By Manoah Smiley
Here in the UK, and especially in England, St George’s day is a bit of an occasion. Often for the wrong reasons because the far right sees it as an opportunity to push their agenda.
The clock had barely ticked by midnight and up popped an article in The Independent to remind of this in it’s opening paragraph “Today is St George’s Day and Shakespeare’s birthday. Both symbolise a global and expansive sensibility and rebut those other characteristics one associates with England – twitchiness, arrogance, snobbery and supremacy.” (1). Regional newspapers, like The Manchester Evening News, have run stories with a potted history of St George in the recent past (2, 3). These tell the story of Church concerns over extremism, and what those churches do to counter it, or at least try.
Why the far right lays claim to St George surely stems from ignorance. St George is variously described as from Turkey, the Middle East, Palestine or Syria (1, 2, 3, 4). He is additionally described as being black man (2, 4) or African (3) or of African origin (5). Many sources that are commonly regarded as reputable omit this fact, and neither was I taught it at school. Even if it is disputed there are good grounds for this and it shouldn’t be swept aside. Why pass up an opportunity to throw something fascinating into education?
Wikipedia, while not mentioning his race, otherwise does a pretty comprehensive job. The list of countries and cities for whom St George is patron saint is long (6). Amongst them is England of course, and so when the day comes around it’s inevitable that at some point a friend will post an innocent looking image (like a pint of beer) calling for a celebration of St George’s day. But the image also carries some text … “SHARE this English Pint and spread the word, let’s make Facebook English for the day on Monday!”. They’ll probably get the image through a long line of friends sharing it. The original source unknown. This is how I got it, from a Portuguese friend who told me that Portugal’s patron saint is also St George, and so he’s having two pints.
It gets more interesting. The patron saint of Ethiopia is also St George. There are many wonders from Ethiopia, not least is one often called the “8th wonder of the world”. These are eleven churches that haven’t been built, they have been hewn out of solid rock. They’re old too, built in the 12th Century. The biggest of them is a monument to St George. There’s plenty of websites that have great pictures and commentaries on this amazing place (7). Ethiopian artwork also depicts St George, as a black man of course (8, 9, 11). But it’s not only in African art that St George will appear black. A 14th century Russian painting does likewise (10). And, back on beer, in 1922 an Ethiopian beer brewery was founded. It’s called St George Beer, what else?

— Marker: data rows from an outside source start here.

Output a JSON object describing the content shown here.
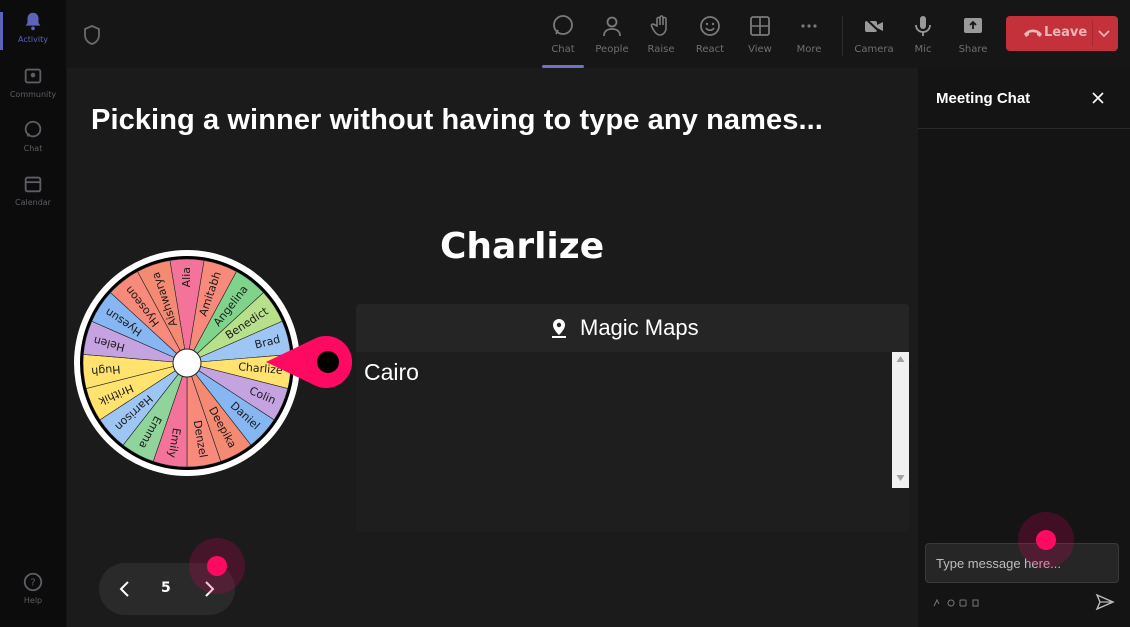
{
  "sidebar": {
    "items": [
      {
        "label": "Activity",
        "icon": "bell-icon",
        "active": true
      },
      {
        "label": "Community",
        "icon": "community-icon"
      },
      {
        "label": "Chat",
        "icon": "chat-icon"
      },
      {
        "label": "Calendar",
        "icon": "calendar-icon"
      }
    ],
    "help_label": "Help"
  },
  "toolbar": {
    "items": [
      {
        "label": "Chat",
        "icon": "chat-icon",
        "active": true
      },
      {
        "label": "People",
        "icon": "people-icon"
      },
      {
        "label": "Raise",
        "icon": "hand-icon"
      },
      {
        "label": "React",
        "icon": "smiley-icon"
      },
      {
        "label": "View",
        "icon": "grid-icon"
      },
      {
        "label": "More",
        "icon": "ellipsis-icon"
      },
      {
        "label": "Camera",
        "icon": "camera-icon"
      },
      {
        "label": "Mic",
        "icon": "mic-icon"
      },
      {
        "label": "Share",
        "icon": "share-icon"
      }
    ],
    "leave_label": "Leave"
  },
  "slide": {
    "title": "Picking a winner without having to type any names...",
    "winner": "Charlize",
    "wheel_names": [
      "Alia",
      "Amitabh",
      "Angelina",
      "Benedict",
      "Brad",
      "Charlize",
      "Colin",
      "Daniel",
      "Deepika",
      "Denzel",
      "Emily",
      "Emma",
      "Harrison",
      "Hrithik",
      "Hugh",
      "Helen",
      "Hyesun",
      "Hyoseon",
      "Aishwarya"
    ],
    "wheel_colors": [
      "#f4739a",
      "#f78a7a",
      "#7fd38b",
      "#b7e08a",
      "#9ec6f5",
      "#ffe36e",
      "#c4a3e0",
      "#86b7f2",
      "#f58a73",
      "#f78a7a",
      "#f4739a",
      "#8fd49a",
      "#9ec6f5",
      "#ffe36e",
      "#ffe36e",
      "#c4a3e0",
      "#86b7f2",
      "#f78a7a",
      "#f58a73"
    ],
    "accent": "#ff0a62"
  },
  "maps": {
    "title": "Magic Maps",
    "value": "Cairo"
  },
  "pager": {
    "page": "5"
  },
  "chat": {
    "title": "Meeting Chat",
    "placeholder": "Type message here..."
  }
}
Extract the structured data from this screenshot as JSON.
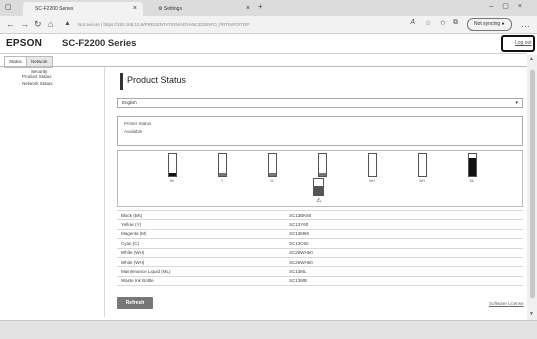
{
  "browser": {
    "tabs": [
      {
        "label": "SC-F2200 Series"
      },
      {
        "label": "Settings"
      }
    ],
    "url": "https://192.168.10.9/PRESENTATION/ADVANCED/INFO_PRTINFO/TOP",
    "url_prefix": "Not secure",
    "sync_label": "Not syncing"
  },
  "header": {
    "brand": "EPSON",
    "model": "SC-F2200 Series",
    "logout": "Log out"
  },
  "subtabs": [
    "Status",
    "Network Security"
  ],
  "sidebar": {
    "items": [
      "Product Status",
      "Network Status"
    ]
  },
  "main": {
    "title": "Product Status",
    "language": "English",
    "printer_status_legend": "Printer Status",
    "printer_status_value": "Available",
    "inks": [
      {
        "label": "BK",
        "level": 0.15,
        "color": "#111111"
      },
      {
        "label": "Y",
        "level": 0.15,
        "color": "#777777"
      },
      {
        "label": "M",
        "level": 0.15,
        "color": "#777777"
      },
      {
        "label": "C",
        "level": 0.15,
        "color": "#777777"
      },
      {
        "label": "WH",
        "level": 0.0,
        "color": "#777777"
      },
      {
        "label": "WH",
        "level": 0.0,
        "color": "#777777"
      },
      {
        "label": "ML",
        "level": 0.8,
        "color": "#111111"
      }
    ],
    "maintenance_box_level": 0.55,
    "table": [
      [
        "Black (BK)",
        "SC13BK60"
      ],
      [
        "Yellow (Y)",
        "SC13Y60"
      ],
      [
        "Magenta (M)",
        "SC13M60"
      ],
      [
        "Cyan (C)",
        "SC13C60"
      ],
      [
        "White (WH)",
        "SC26WH60"
      ],
      [
        "White (WH)",
        "SC26WH60"
      ],
      [
        "Maintenance Liquid (ML)",
        "SC13ML"
      ],
      [
        "Waste Ink Bottle",
        "SC13MB"
      ]
    ],
    "refresh_label": "Refresh",
    "license_label": "Software License"
  }
}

Another association with St George is the flag, St George’s Cross. This didn’t become a symbol of England because of St George, the dates don’t match. But rather because it was the flag associated with the vast shipping fleet of Genoa. It was sensible for English ships (and those of the City of London) to adopt this flag. With it they got the protection of the Genoese, for a fee (12). Maritime law was powerful and the flag eventually crept onto the land and became England’s flag.
St George is a figure that plenty of the world can rally around in a spirit of unity, celebrate together. It’s not only about nations, continents and races, it’s also about religions. There are shrines to St George that are sacred or healing places to Jews, Muslims and Christians (13). And while St George is without a doubt an historical figure, there is also plenty of myth or legend associated with him. The dragon story for example brings Libya (14), Lebanon (13) or other places into the story, depending on who you believe. Personally I think the Dragon is symbolic and is probably recording something factual in code. Regardless it means that those who simply like the folklore can also find a reason to join in. And the dragon is great for making St George stick in our minds.
There’s another traditional association with St George’s Day in England. It marks the starting point for collecting dandelions. This little “weed” is good for us, it’s edible. That doesn’t mean it tastes good tho. The leaves and flowers are good in salad, the roots can be used to make a coffee like drink. But I brew country wines, so I’m interested in the flowers. If the good weather coincides with my spare time then i’ll be collecting some, and that Ethiopian brewery has helped me to decide on the name for it.
By Manoah Smiley
Manoah’s blog: http://homebrewedwines.blogspot.com/
Manoah’s passion: http://www.transitionnetwork.org/initiatives/chelmsford
5. 100 Amazing Facts About the Negro, with Complete Proof. J.A.Rogers. p55.
7. for example http://www.sacred-destinations.com/ethiopia/lalibela